Often decisions on the ministerial level which I must take involve matters of halacha, and I say this with full recognition of the significance of the issue. During recent years the Israeli public has become more aware of the importance of the subject of medicine, ethics and halacha. Today there is greater understanding of the importance of ethical and moral perspectives on medical treatment, and particularly on sophisticated, modern treatment.
There are some ethical decisions to which little attention is paid. For instance, the ethical decision as to the minimum weight of a premature baby which justifies resuscitation. Until recently, a premature baby weighing six hundred grams had a definite death sentence. There was simply no chance of its surviving. Today, babies weighing six hundred grams can live, and it is standard procedure to resuscitate them.
Now, we know that some of them will not lead normal lives. And the ethical question is whether we should resuscitate premature infants weighing six hundred grams, despite the chances that some of them will lead very handicapped lives, almost without any relief. Should we nevertheless apply resuscitation techniques to all of them for the sake of the others, who will lead normal lives?
And a more serious question: What if tomorrow a doctor decides to resuscitate an infant weighing four hundred grams, while today some 80% of such infants remain handicapped for life? Shall we allow this resuscitation or not? These are questions which I lay before doctors, because no Minister of Health anywhere in the world would presume to come to a doctor and tell him, “Let this one live, let this one die.” And on the other side of the scale: You see a very elderly person, terminally ill with no hope, and yet he continues to be treated both conventionally and surgically. Who is to decide?
An interesting experiment was carried out in the State of Oregon in the USA: A public committee made up

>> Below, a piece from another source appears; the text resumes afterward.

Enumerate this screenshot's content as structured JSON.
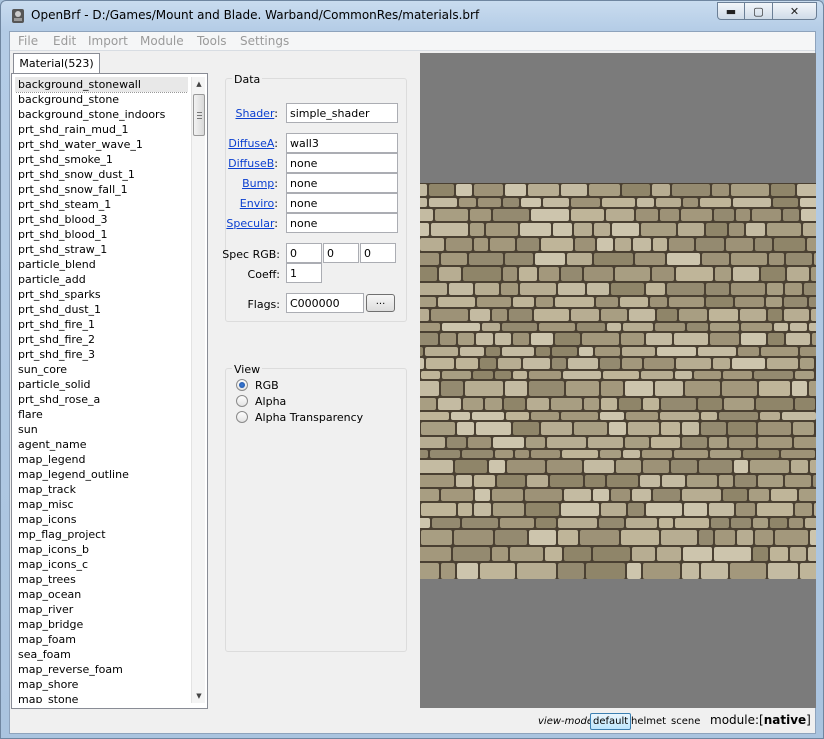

of representatives of different disciplines, including a priest, a legislator, a politician, a lawyer, a jurist and an economist, arrived at a long list of treatments and conditions which the State was obligated to cover. As to those conditions not included in the list, they decided that a person who had sufficient funds at his disposal would be entitled to pay and receive treatment. If we return to our example of the babies, someone who had enough money could receive resuscitation for a six hundred gram baby, while the State would cover and grant life only to infants weighing over a kilogram.
In the wake of this experiment, several articles, heavy with criticism, appeared in the American press. The most famous article appeared in the New York Times, entitled “Oregon is playing G-d.” My own conclusion is that these decisions are very complex and complicated.
We know from economic experience that 80% of a person's medical expenses are accumulated during the last two years of his life. And out of this 80%, a considerable percentage is spent on his last two or three weeks. Then, when we are faced with a shortage of resources and I have to decide how to contribute to raising the level of preventive medicine and how to allocate funds towards inoculating the public against meningitis, I find myself in a dilemma. Do we refuse the last two weeks of
treatment for these elderly people and invest these resources in babies, children and mass immunization, knowing that they will have better and longer lives?
I have touched on a tiny sample of ethical questions which are involved in daily life. I am happy to note that it is not only in Israel that we grapple with these problems. It is a pleasure to see such a large number of participants from all over the world. I believe that Torah truly can and must "come forth from Zion." I am indeed pleased that the conference is taking place at the Shaare Zedek Medical Center, a modern, well-equipped hospital, managed according to principles which we are trying to introduce in other hospitals in Israel, a hospital which conscientiously integrates halacha in its medical activity with great success. Shaare Zedek Medical Center is considered today as having among the highest medical standards in the country, proving that halacha can be integrated with modern medicine without compromising either halacha or medicine. The result allows for good service for the public – secular and religious, Jews and Gentiles alike. All receive treatment of a high standard and with a feeling of comfort within the institution.
I thank all the participants in the conference and wish you, on behalf of myself, the Ministry of Health and the Israeli government, productive sessions and much success.